Before the show, it seemed like the stars were not aligned for them this time around. A few days before the show, they announced that due to visas problems, they had to postpone the first few dates of the American leg of the tour. I was happy to see that the Montreal show was not delayed. Then, the day before the show, they announced on Facebook and Twitter that drummer Martin Bulloch would not be part of the tour, due to family commitments. James Hamilton of the band Errors will be playing drums for the North American tour.

As if it was not enough, when the opening act took the stage, they told us that they were playing instead of Errors who were supposed to be the opening act. I don’t know what happened here, but it seemed like everything was against Mogwai this time.

But honestly, I have to say that it all turned out pretty well. Finally, the first band to play was a Montreal band called USA, out of Vietnam. I never heard of them before. The singer/guitarist of that band is called Jonathan Cummins. He’s well known in the music community for having played in many bands, including the Doughboys and Treble Charger. But the sound of this new band is really far from the Doughboys or Treble Charger. The quartet plays a loud and heavy rock that is not instrumental, but that has long instrumental intros / breaks. I was pretty impressed by the performance. Of course, the sound was not all that good, but having a good sound is something an opening act can rarely count on. But the energy, and the songs were there. I will definitely be watching them and be looking for a CD release. I don’t know if there’s anything available yet, but I checked at the merchandise booth at the show and they did not have anything. However, for those interested, you can hear some songs on their Facebook page. And by the way, for those who said that a Telecaster could not be heavy or loud, well Cummins would prove you wrong anytime.

Mogwai took the stage next. Once again, we were on for a delightful journey through their musical landscape. They opened the show with White Noise, the first track on their new CD. As with all the other Mogwai show I have seen, there was nothing really fancy there. Just a great band, with awesome music. They also had a big screen behind them where there was some projections to add visuals to all that. Nothing fancy but still, everything it takes. Pure rock, intense and loud. But they’re not just loud. There’s something more. You can definitely feel the intensity. They sent shivers down my spine.

Something I really like about them, and you have to see them many times to notice, but as opposed to many other bands, they don’t serve us the same shows over and over. As an example, this time around they did not played songs as Haunted By a Freak, Christmas Steps or Batcat, even if these songs where great moments of previous shows. The playlist that time was mostly around the last album, with some older stuff thrown in. As an example,
the encore started with Auto Rock, off their 2006 album Mr Beast. I believe they played pretty much all the songs off the new CD, except for Letters To The Metro and Too Raging To Cheers. They played and fantastic show that lasted for roughly 1 hour and 45 minutes, including the 3 songs encore.

And for those “anxious” about Bulloch not being of the line up, let me tell you that Hamilton did a great job.
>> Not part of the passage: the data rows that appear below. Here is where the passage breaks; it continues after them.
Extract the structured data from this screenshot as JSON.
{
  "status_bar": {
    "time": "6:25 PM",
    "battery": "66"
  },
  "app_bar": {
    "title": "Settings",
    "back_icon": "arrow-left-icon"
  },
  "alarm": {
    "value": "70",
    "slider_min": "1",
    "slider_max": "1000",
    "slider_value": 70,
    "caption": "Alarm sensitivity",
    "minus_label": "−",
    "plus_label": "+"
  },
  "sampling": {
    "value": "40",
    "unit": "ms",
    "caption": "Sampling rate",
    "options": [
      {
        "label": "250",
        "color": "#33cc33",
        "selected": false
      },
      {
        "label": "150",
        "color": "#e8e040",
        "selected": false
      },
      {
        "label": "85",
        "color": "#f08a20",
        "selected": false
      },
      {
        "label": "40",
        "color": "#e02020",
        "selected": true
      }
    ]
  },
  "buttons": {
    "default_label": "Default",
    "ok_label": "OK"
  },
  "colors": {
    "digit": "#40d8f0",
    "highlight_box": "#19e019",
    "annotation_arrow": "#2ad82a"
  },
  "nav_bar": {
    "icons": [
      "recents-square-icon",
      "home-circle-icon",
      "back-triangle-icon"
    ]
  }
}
That guy is definitely a hard-hitting beast. The only noticeable mistake was at the beginning of George Square Thatcher Death Party, in the encore. But still, it was just a little fun.

All in all, a gorgeous show… just as usual.